Robert Zaremba Blog

Applying Lean methodology to do hard things.

Note on my Facebook.

Recently I’ve stumbled upon a great article: “How to do hard things” by David R. MacIver. I found that the technique he proposes follows the Lean Principles. Lean is all about baby steps and early feedback:

  • Find a pivot which is at yours fingertips and which brings the value.
  • Do your best to achieve that pivot. Build!
  • Measure what is working what is not.
  • Learn from the work - try to get the best sense of what is good enough (now, in the future etc...). Learn what you did well what bad. Learn if the pivot was successful. Learn how much closer you are to the customer satisfaction (try to be quantitative).

David proposes a single loop system, which basically applies the Lean Methodology to a hard work: pivot on a next hard component you have to solve - choose the easiest one among the hard components.

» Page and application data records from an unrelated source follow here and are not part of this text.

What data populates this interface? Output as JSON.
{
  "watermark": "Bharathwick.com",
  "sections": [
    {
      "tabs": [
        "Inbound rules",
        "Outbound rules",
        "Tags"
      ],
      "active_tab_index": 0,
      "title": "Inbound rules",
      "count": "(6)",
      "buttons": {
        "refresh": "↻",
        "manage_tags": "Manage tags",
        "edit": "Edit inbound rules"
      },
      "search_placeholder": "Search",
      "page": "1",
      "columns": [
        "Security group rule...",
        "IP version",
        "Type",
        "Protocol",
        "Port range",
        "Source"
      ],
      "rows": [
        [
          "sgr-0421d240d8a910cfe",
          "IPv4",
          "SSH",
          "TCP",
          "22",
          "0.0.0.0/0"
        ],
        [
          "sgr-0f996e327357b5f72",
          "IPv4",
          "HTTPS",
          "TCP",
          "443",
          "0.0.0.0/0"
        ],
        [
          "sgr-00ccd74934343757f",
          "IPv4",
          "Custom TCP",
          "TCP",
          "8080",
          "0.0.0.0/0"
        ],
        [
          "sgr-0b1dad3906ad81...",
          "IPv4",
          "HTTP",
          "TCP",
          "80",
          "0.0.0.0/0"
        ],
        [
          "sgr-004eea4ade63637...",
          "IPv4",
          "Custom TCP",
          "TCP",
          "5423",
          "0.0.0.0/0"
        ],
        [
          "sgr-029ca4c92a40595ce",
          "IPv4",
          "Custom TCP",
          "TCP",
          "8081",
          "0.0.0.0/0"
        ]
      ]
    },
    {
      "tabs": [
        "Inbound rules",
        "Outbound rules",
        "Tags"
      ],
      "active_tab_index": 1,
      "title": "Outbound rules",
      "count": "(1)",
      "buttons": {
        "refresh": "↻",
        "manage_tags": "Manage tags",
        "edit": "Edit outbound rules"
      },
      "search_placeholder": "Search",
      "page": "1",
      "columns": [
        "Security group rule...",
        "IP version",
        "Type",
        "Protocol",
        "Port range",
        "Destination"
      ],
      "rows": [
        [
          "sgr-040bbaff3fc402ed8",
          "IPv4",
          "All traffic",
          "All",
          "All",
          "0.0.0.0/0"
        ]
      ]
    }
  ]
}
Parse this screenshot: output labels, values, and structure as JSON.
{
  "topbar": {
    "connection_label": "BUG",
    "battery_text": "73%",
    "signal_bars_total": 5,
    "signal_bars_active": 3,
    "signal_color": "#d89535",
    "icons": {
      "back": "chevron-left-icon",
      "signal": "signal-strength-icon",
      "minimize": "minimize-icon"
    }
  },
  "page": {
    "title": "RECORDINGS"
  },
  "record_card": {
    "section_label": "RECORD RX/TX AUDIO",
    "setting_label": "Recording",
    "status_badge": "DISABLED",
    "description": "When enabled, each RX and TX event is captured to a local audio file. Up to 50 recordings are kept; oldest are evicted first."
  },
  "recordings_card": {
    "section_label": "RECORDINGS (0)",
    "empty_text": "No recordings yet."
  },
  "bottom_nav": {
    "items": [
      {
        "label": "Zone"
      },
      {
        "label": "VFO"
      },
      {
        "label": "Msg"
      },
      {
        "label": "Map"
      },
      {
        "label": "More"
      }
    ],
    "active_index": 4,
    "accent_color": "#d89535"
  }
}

Try to build it. Check how it works. Get the learning.

One important note is that Lean is not meant to create the fastest working cycle. Contrary! It’s meant to find the one you can build upon and have solid products!

How to do hard things by David R. MacIver.

The Single-Loop System

When you know what success looks like but cannot currently achieve it, the system works as follows:

  1. Find something that is like the hard thing but is easy.
  2. Modify the easy thing so that it is like the hard thing in exactly one way that you find hard.
  3. Do the modified thing until it is no longer hard.
  4. If you get stuck, do one of the following:
    1. Go back to step 3 and pick a different way in which the problem is hard.
    2. Recursively apply the general system for learning to do hard things to the thing you’re stuck on.
    3. Go ask an expert or a rubber duck for advice.
    4. If you’re still stuck after trying the first three, it’s possible that you may have hit some sort of natural difficulty limit and may not be able to make progress.
  5. If the original hard thing is now easy, you’re done. If not, go back to step 2.

The reason this works much better than just practicing the hard thing is because it gives you a much more direct feedback loop. There is exactly one aspect of the problem at any time that you are trying to get better at, and you can focus on that aspect to the exclusion of all else. When you are practicing something that is difficult in multiple ways, you will be bad at it in all of those ways. More, you will be worse at it in all of those ways than you would be if you’d tried them on their own. Additionally, when you fail you have to do a complicated root cause analysis to figure out why.

Instead, by isolating one aspect of the problem that is difficult, you will fairly rapidly improve, or hit the limits of your ability.

The Double-Loop System

If you don’t know what success looks like, you need to do double loop learning, where you mix improving your understanding of the problem with your ability to execute the solution.

  1. Apply the single loop system to the problem of improving your understanding of the problem space (e.g. consume lots of examples and learn to distinguish good from bad) in order to acquire a sense of good taste.
  2. Apply the single loop system to the problem of doing well according to your own sense of good taste.
  3. Get feedback on the result from others. Do they think you did it well? If yes, great! You’re good at the thing. If no, either improve your sense of taste or theirs. If you choose yours, go back to step 1 with the new example. If you choose theirs, apply the single loop system to the hard problem of convincing others that your thing is good.

Is this all a horrible oversimplification? Well, yes, of course it is. It is however a very useful horrible oversimplification that is very good for getting you unstuck when problems seem intractable.

How To Identify Points of Difficulty?

Sometimes it will be obvious what you need to improve, sometimes it won’t. When it doesn’t, here are some things that can help you figure it out:

  • Try to do the thing as best you can. Don’t worry about failing, failing is expected, but try to pay attention to how you’re doing it. Write down a list of things you thought you did badly, and things you did adequately but struggled with. Also if at some point you got stuck, note where you got stuck.
  • Look for beginners exercises for the area you want to work on and try a variety of those. Observe which ones are hard.
  • Talk to an expert on the subject (ideally one who is used to teaching) and ask them to help you identify some areas you need to work on.
  • Rather than starting from the easy thing, work in the other direction. Try taking the hard thing and removing one hard aspect of it at a time until you get it to a point where removing any hard aspect would make it easy.

#lean #agile #selfmanagement #solving #proactivity #personaldevelopment #management